Brief = Repeat the data exactly as given below, dropping every picture.

═════ Supplied information ═════

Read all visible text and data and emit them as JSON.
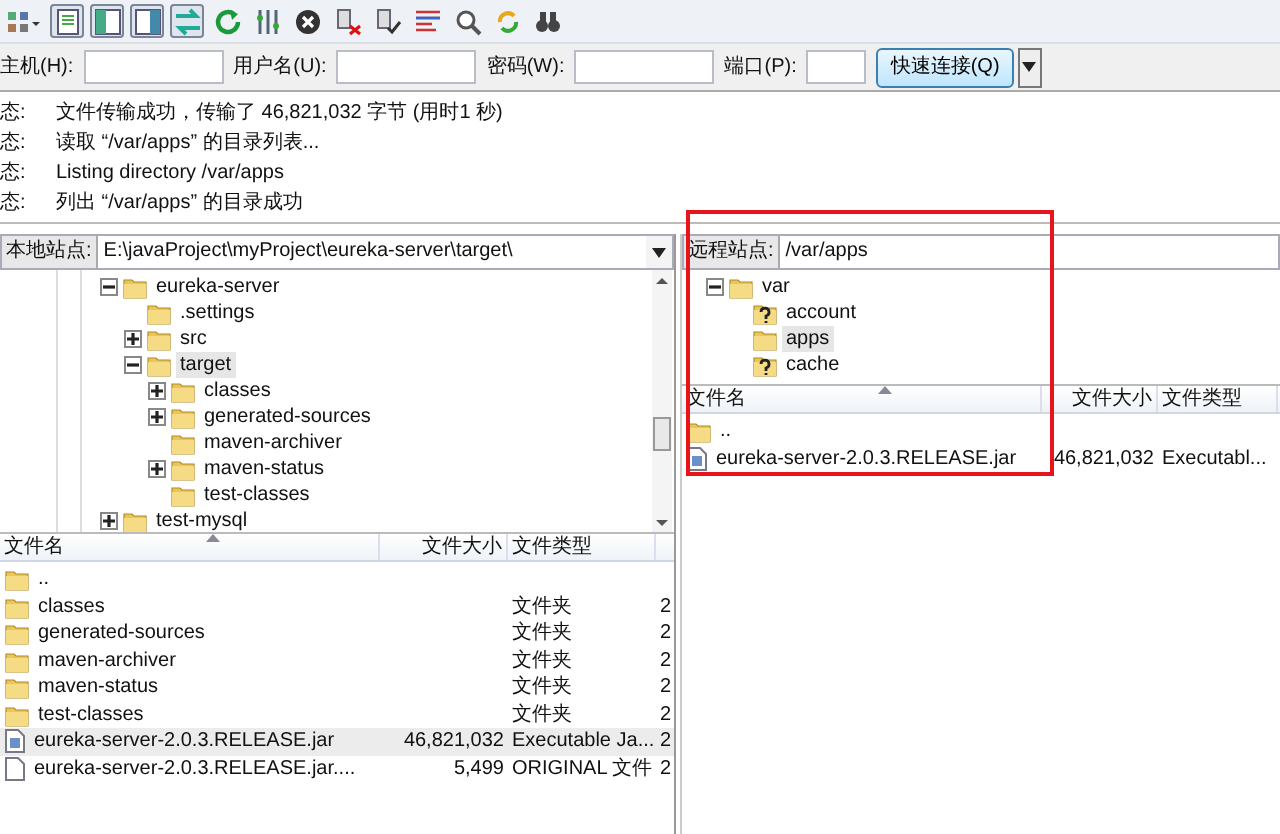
{
  "toolbar": {
    "toggles": [
      {
        "pressed": true
      },
      {
        "pressed": true
      },
      {
        "pressed": true
      },
      {
        "pressed": true
      }
    ]
  },
  "quickconnect": {
    "fields": [
      {
        "label": "主机(H):"
      },
      {
        "label": "用户名(U):"
      },
      {
        "label": "密码(W):"
      },
      {
        "label": "端口(P):"
      }
    ],
    "button": "快速连接(Q)"
  },
  "log": [
    {
      "label": "态:",
      "message": "文件传输成功，传输了 46,821,032 字节 (用时1 秒)"
    },
    {
      "label": "态:",
      "message": "读取 “/var/apps” 的目录列表..."
    },
    {
      "label": "态:",
      "message": "Listing directory /var/apps"
    },
    {
      "label": "态:",
      "message": "列出 “/var/apps” 的目录成功"
    }
  ],
  "local": {
    "site_label": "本地站点:",
    "path": "E:\\javaProject\\myProject\\eureka-server\\target\\",
    "tree": [
      {
        "label": "eureka-server",
        "kind": "folder",
        "expanded": true,
        "selected": false,
        "children": [
          {
            "label": ".settings",
            "kind": "folder",
            "selected": false
          },
          {
            "label": "src",
            "kind": "folder",
            "expanded": false,
            "selected": false
          },
          {
            "label": "target",
            "kind": "folder",
            "expanded": true,
            "selected": true,
            "children": [
              {
                "label": "classes",
                "kind": "folder",
                "expanded": false,
                "selected": false
              },
              {
                "label": "generated-sources",
                "kind": "folder",
                "expanded": false,
                "selected": false
              },
              {
                "label": "maven-archiver",
                "kind": "folder",
                "selected": false
              },
              {
                "label": "maven-status",
                "kind": "folder",
                "expanded": false,
                "selected": false
              },
              {
                "label": "test-classes",
                "kind": "folder",
                "selected": false
              }
            ]
          }
        ]
      },
      {
        "label": "test-mysql",
        "kind": "folder",
        "expanded": false,
        "selected": false
      }
    ],
    "columns": [
      "文件名",
      "文件大小",
      "文件类型"
    ],
    "rows": [
      {
        "name": "..",
        "kind": "folder",
        "selected": false
      },
      {
        "name": "classes",
        "kind": "folder",
        "type": "文件夹",
        "column_4": "2",
        "selected": false
      },
      {
        "name": "generated-sources",
        "kind": "folder",
        "type": "文件夹",
        "column_4": "2",
        "selected": false
      },
      {
        "name": "maven-archiver",
        "kind": "folder",
        "type": "文件夹",
        "column_4": "2",
        "selected": false
      },
      {
        "name": "maven-status",
        "kind": "folder",
        "type": "文件夹",
        "column_4": "2",
        "selected": false
      },
      {
        "name": "test-classes",
        "kind": "folder",
        "type": "文件夹",
        "column_4": "2",
        "selected": false
      },
      {
        "name": "eureka-server-2.0.3.RELEASE.jar",
        "kind": "jar",
        "size": "46,821,032",
        "type": "Executable Ja...",
        "column_4": "2",
        "selected": true
      },
      {
        "name": "eureka-server-2.0.3.RELEASE.jar....",
        "kind": "file",
        "size": "5,499",
        "type": "ORIGINAL 文件",
        "column_4": "2",
        "selected": false
      }
    ]
  },
  "remote": {
    "site_label": "远程站点:",
    "path": "/var/apps",
    "tree": [
      {
        "label": "var",
        "kind": "folder",
        "expanded": true,
        "selected": false,
        "children": [
          {
            "label": "account",
            "kind": "unknown",
            "selected": false
          },
          {
            "label": "apps",
            "kind": "folder",
            "selected": true
          },
          {
            "label": "cache",
            "kind": "unknown",
            "selected": false
          }
        ]
      }
    ],
    "columns": [
      "文件名",
      "文件大小",
      "文件类型"
    ],
    "rows": [
      {
        "name": "..",
        "kind": "folder",
        "selected": false
      },
      {
        "name": "eureka-server-2.0.3.RELEASE.jar",
        "kind": "jar",
        "size": "46,821,032",
        "type": "Executabl...",
        "selected": false
      }
    ]
  },
  "highlight_frame": {
    "shown": true
  }
}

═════

Solution for this exercise =
Read all visible text and data and emit them as JSON.
{
  "toolbar": {
    "toggles": [
      {
        "pressed": true
      },
      {
        "pressed": true
      },
      {
        "pressed": true
      },
      {
        "pressed": true
      }
    ]
  },
  "quickconnect": {
    "fields": [
      {
        "label": "主机(H):"
      },
      {
        "label": "用户名(U):"
      },
      {
        "label": "密码(W):"
      },
      {
        "label": "端口(P):"
      }
    ],
    "button": "快速连接(Q)"
  },
  "log": [
    {
      "label": "态:",
      "message": "文件传输成功，传输了 46,821,032 字节 (用时1 秒)"
    },
    {
      "label": "态:",
      "message": "读取 “/var/apps” 的目录列表..."
    },
    {
      "label": "态:",
      "message": "Listing directory /var/apps"
    },
    {
      "label": "态:",
      "message": "列出 “/var/apps” 的目录成功"
    }
  ],
  "local": {
    "site_label": "本地站点:",
    "path": "E:\\javaProject\\myProject\\eureka-server\\target\\",
    "tree": [
      {
        "label": "eureka-server",
        "kind": "folder",
        "expanded": true,
        "selected": false,
        "children": [
          {
            "label": ".settings",
            "kind": "folder",
            "selected": false
          },
          {
            "label": "src",
            "kind": "folder",
            "expanded": false,
            "selected": false
          },
          {
            "label": "target",
            "kind": "folder",
            "expanded": true,
            "selected": true,
            "children": [
              {
                "label": "classes",
                "kind": "folder",
                "expanded": false,
                "selected": false
              },
              {
                "label": "generated-sources",
                "kind": "folder",
                "expanded": false,
                "selected": false
              },
              {
                "label": "maven-archiver",
                "kind": "folder",
                "selected": false
              },
              {
                "label": "maven-status",
                "kind": "folder",
                "expanded": false,
                "selected": false
              },
              {
                "label": "test-classes",
                "kind": "folder",
                "selected": false
              }
            ]
          }
        ]
      },
      {
        "label": "test-mysql",
        "kind": "folder",
        "expanded": false,
        "selected": false
      }
    ],
    "columns": [
      "文件名",
      "文件大小",
      "文件类型"
    ],
    "rows": [
      {
        "name": "..",
        "kind": "folder",
        "selected": false
      },
      {
        "name": "classes",
        "kind": "folder",
        "type": "文件夹",
        "column_4": "2",
        "selected": false
      },
      {
        "name": "generated-sources",
        "kind": "folder",
        "type": "文件夹",
        "column_4": "2",
        "selected": false
      },
      {
        "name": "maven-archiver",
        "kind": "folder",
        "type": "文件夹",
        "column_4": "2",
        "selected": false
      },
      {
        "name": "maven-status",
        "kind": "folder",
        "type": "文件夹",
        "column_4": "2",
        "selected": false
      },
      {
        "name": "test-classes",
        "kind": "folder",
        "type": "文件夹",
        "column_4": "2",
        "selected": false
      },
      {
        "name": "eureka-server-2.0.3.RELEASE.jar",
        "kind": "jar",
        "size": "46,821,032",
        "type": "Executable Ja...",
        "column_4": "2",
        "selected": true
      },
      {
        "name": "eureka-server-2.0.3.RELEASE.jar....",
        "kind": "file",
        "size": "5,499",
        "type": "ORIGINAL 文件",
        "column_4": "2",
        "selected": false
      }
    ]
  },
  "remote": {
    "site_label": "远程站点:",
    "path": "/var/apps",
    "tree": [
      {
        "label": "var",
        "kind": "folder",
        "expanded": true,
        "selected": false,
        "children": [
          {
            "label": "account",
            "kind": "unknown",
            "selected": false
          },
          {
            "label": "apps",
            "kind": "folder",
            "selected": true
          },
          {
            "label": "cache",
            "kind": "unknown",
            "selected": false
          }
        ]
      }
    ],
    "columns": [
      "文件名",
      "文件大小",
      "文件类型"
    ],
    "rows": [
      {
        "name": "..",
        "kind": "folder",
        "selected": false
      },
      {
        "name": "eureka-server-2.0.3.RELEASE.jar",
        "kind": "jar",
        "size": "46,821,032",
        "type": "Executabl...",
        "selected": false
      }
    ]
  },
  "highlight_frame": {
    "shown": true
  }
}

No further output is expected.